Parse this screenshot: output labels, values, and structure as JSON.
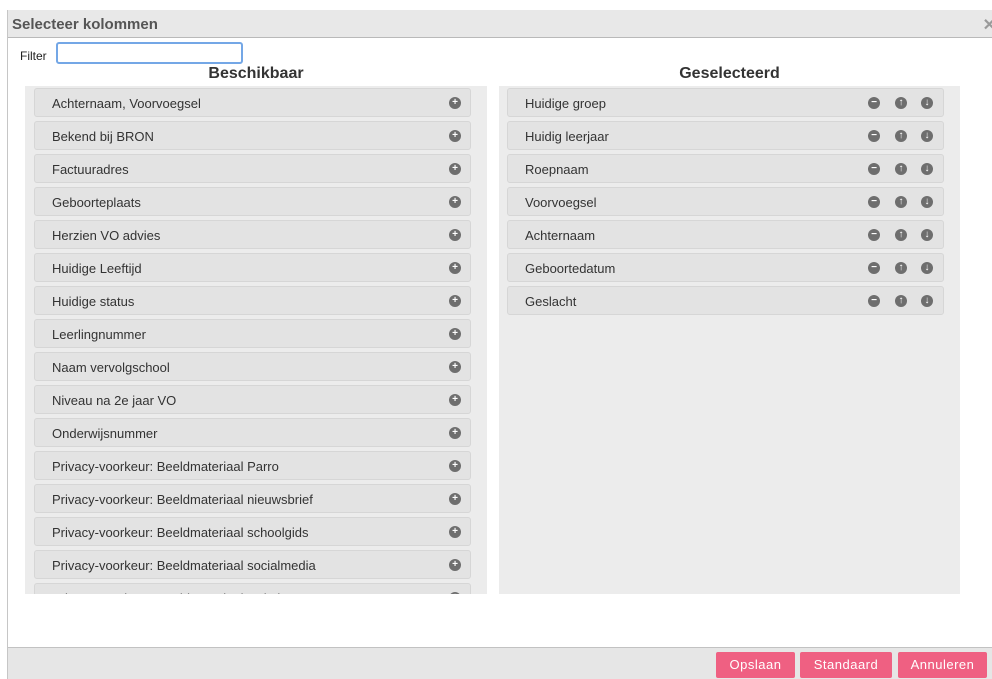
{
  "dialog": {
    "title": "Selecteer kolommen",
    "close_symbol": "✕"
  },
  "filter": {
    "label": "Filter",
    "value": ""
  },
  "available": {
    "heading": "Beschikbaar",
    "add_icon": "plus-circle-icon",
    "items": [
      {
        "label": "Achternaam, Voorvoegsel"
      },
      {
        "label": "Bekend bij BRON"
      },
      {
        "label": "Factuuradres"
      },
      {
        "label": "Geboorteplaats"
      },
      {
        "label": "Herzien VO advies"
      },
      {
        "label": "Huidige Leeftijd"
      },
      {
        "label": "Huidige status"
      },
      {
        "label": "Leerlingnummer"
      },
      {
        "label": "Naam vervolgschool"
      },
      {
        "label": "Niveau na 2e jaar VO"
      },
      {
        "label": "Onderwijsnummer"
      },
      {
        "label": "Privacy-voorkeur: Beeldmateriaal Parro"
      },
      {
        "label": "Privacy-voorkeur: Beeldmateriaal nieuwsbrief"
      },
      {
        "label": "Privacy-voorkeur: Beeldmateriaal schoolgids"
      },
      {
        "label": "Privacy-voorkeur: Beeldmateriaal socialmedia"
      },
      {
        "label": "Privacy-voorkeur: Beeldmateriaal website"
      }
    ]
  },
  "selected": {
    "heading": "Geselecteerd",
    "remove_icon": "minus-circle-icon",
    "up_icon": "arrow-up-circle-icon",
    "down_icon": "arrow-down-circle-icon",
    "items": [
      {
        "label": "Huidige groep"
      },
      {
        "label": "Huidig leerjaar"
      },
      {
        "label": "Roepnaam"
      },
      {
        "label": "Voorvoegsel"
      },
      {
        "label": "Achternaam"
      },
      {
        "label": "Geboortedatum"
      },
      {
        "label": "Geslacht"
      }
    ]
  },
  "footer": {
    "save_label": "Opslaan",
    "default_label": "Standaard",
    "cancel_label": "Annuleren"
  },
  "colors": {
    "button": "#ef6082",
    "focus_border": "#74a7e6"
  }
}
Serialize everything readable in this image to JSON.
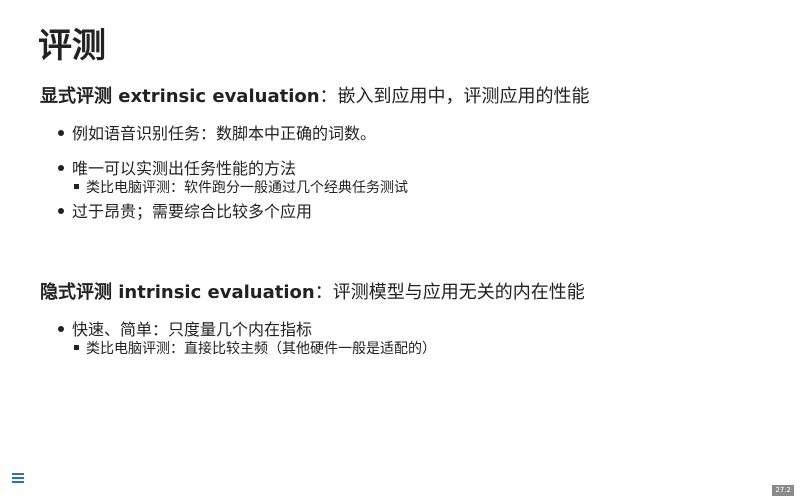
{
  "slide": {
    "title": "评测",
    "extrinsic": {
      "term": "显式评测 extrinsic evaluation",
      "desc": "：嵌入到应用中，评测应用的性能",
      "bullets": [
        "例如语音识别任务：数脚本中正确的词数。",
        "唯一可以实测出任务性能的方法",
        "过于昂贵；需要综合比较多个应用"
      ],
      "sub_bullets": [
        "类比电脑评测：软件跑分一般通过几个经典任务测试"
      ]
    },
    "intrinsic": {
      "term": "隐式评测 intrinsic evaluation",
      "desc": "：评测模型与应用无关的内在性能",
      "bullets": [
        "快速、简单：只度量几个内在指标"
      ],
      "sub_bullets": [
        "类比电脑评测：直接比较主频（其他硬件一般是适配的）"
      ]
    }
  },
  "footer": {
    "menu_icon": "hamburger-menu-icon",
    "page_number": "27.2"
  },
  "colors": {
    "text": "#222222",
    "menu_icon": "#2a6fd6",
    "page_badge": "#8a8a8a"
  }
}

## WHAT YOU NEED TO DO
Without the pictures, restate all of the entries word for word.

## TASK SOLUTION
Parse this screenshot: output labels, values, and structure as JSON.
{
  "dialog": {
    "title": "Selecteer kolommen",
    "close_symbol": "✕"
  },
  "filter": {
    "label": "Filter",
    "value": ""
  },
  "available": {
    "heading": "Beschikbaar",
    "add_icon": "plus-circle-icon",
    "items": [
      {
        "label": "Achternaam, Voorvoegsel"
      },
      {
        "label": "Bekend bij BRON"
      },
      {
        "label": "Factuuradres"
      },
      {
        "label": "Geboorteplaats"
      },
      {
        "label": "Herzien VO advies"
      },
      {
        "label": "Huidige Leeftijd"
      },
      {
        "label": "Huidige status"
      },
      {
        "label": "Leerlingnummer"
      },
      {
        "label": "Naam vervolgschool"
      },
      {
        "label": "Niveau na 2e jaar VO"
      },
      {
        "label": "Onderwijsnummer"
      },
      {
        "label": "Privacy-voorkeur: Beeldmateriaal Parro"
      },
      {
        "label": "Privacy-voorkeur: Beeldmateriaal nieuwsbrief"
      },
      {
        "label": "Privacy-voorkeur: Beeldmateriaal schoolgids"
      },
      {
        "label": "Privacy-voorkeur: Beeldmateriaal socialmedia"
      },
      {
        "label": "Privacy-voorkeur: Beeldmateriaal website"
      }
    ]
  },
  "selected": {
    "heading": "Geselecteerd",
    "remove_icon": "minus-circle-icon",
    "up_icon": "arrow-up-circle-icon",
    "down_icon": "arrow-down-circle-icon",
    "items": [
      {
        "label": "Huidige groep"
      },
      {
        "label": "Huidig leerjaar"
      },
      {
        "label": "Roepnaam"
      },
      {
        "label": "Voorvoegsel"
      },
      {
        "label": "Achternaam"
      },
      {
        "label": "Geboortedatum"
      },
      {
        "label": "Geslacht"
      }
    ]
  },
  "footer": {
    "save_label": "Opslaan",
    "default_label": "Standaard",
    "cancel_label": "Annuleren"
  },
  "colors": {
    "button": "#ef6082",
    "focus_border": "#74a7e6"
  }
}
Serialize everything readable in this image to JSON.
{
  "slide": {
    "title": "评测",
    "extrinsic": {
      "term": "显式评测 extrinsic evaluation",
      "desc": "：嵌入到应用中，评测应用的性能",
      "bullets": [
        "例如语音识别任务：数脚本中正确的词数。",
        "唯一可以实测出任务性能的方法",
        "过于昂贵；需要综合比较多个应用"
      ],
      "sub_bullets": [
        "类比电脑评测：软件跑分一般通过几个经典任务测试"
      ]
    },
    "intrinsic": {
      "term": "隐式评测 intrinsic evaluation",
      "desc": "：评测模型与应用无关的内在性能",
      "bullets": [
        "快速、简单：只度量几个内在指标"
      ],
      "sub_bullets": [
        "类比电脑评测：直接比较主频（其他硬件一般是适配的）"
      ]
    }
  },
  "footer": {
    "menu_icon": "hamburger-menu-icon",
    "page_number": "27.2"
  },
  "colors": {
    "text": "#222222",
    "menu_icon": "#2a6fd6",
    "page_badge": "#8a8a8a"
  }
}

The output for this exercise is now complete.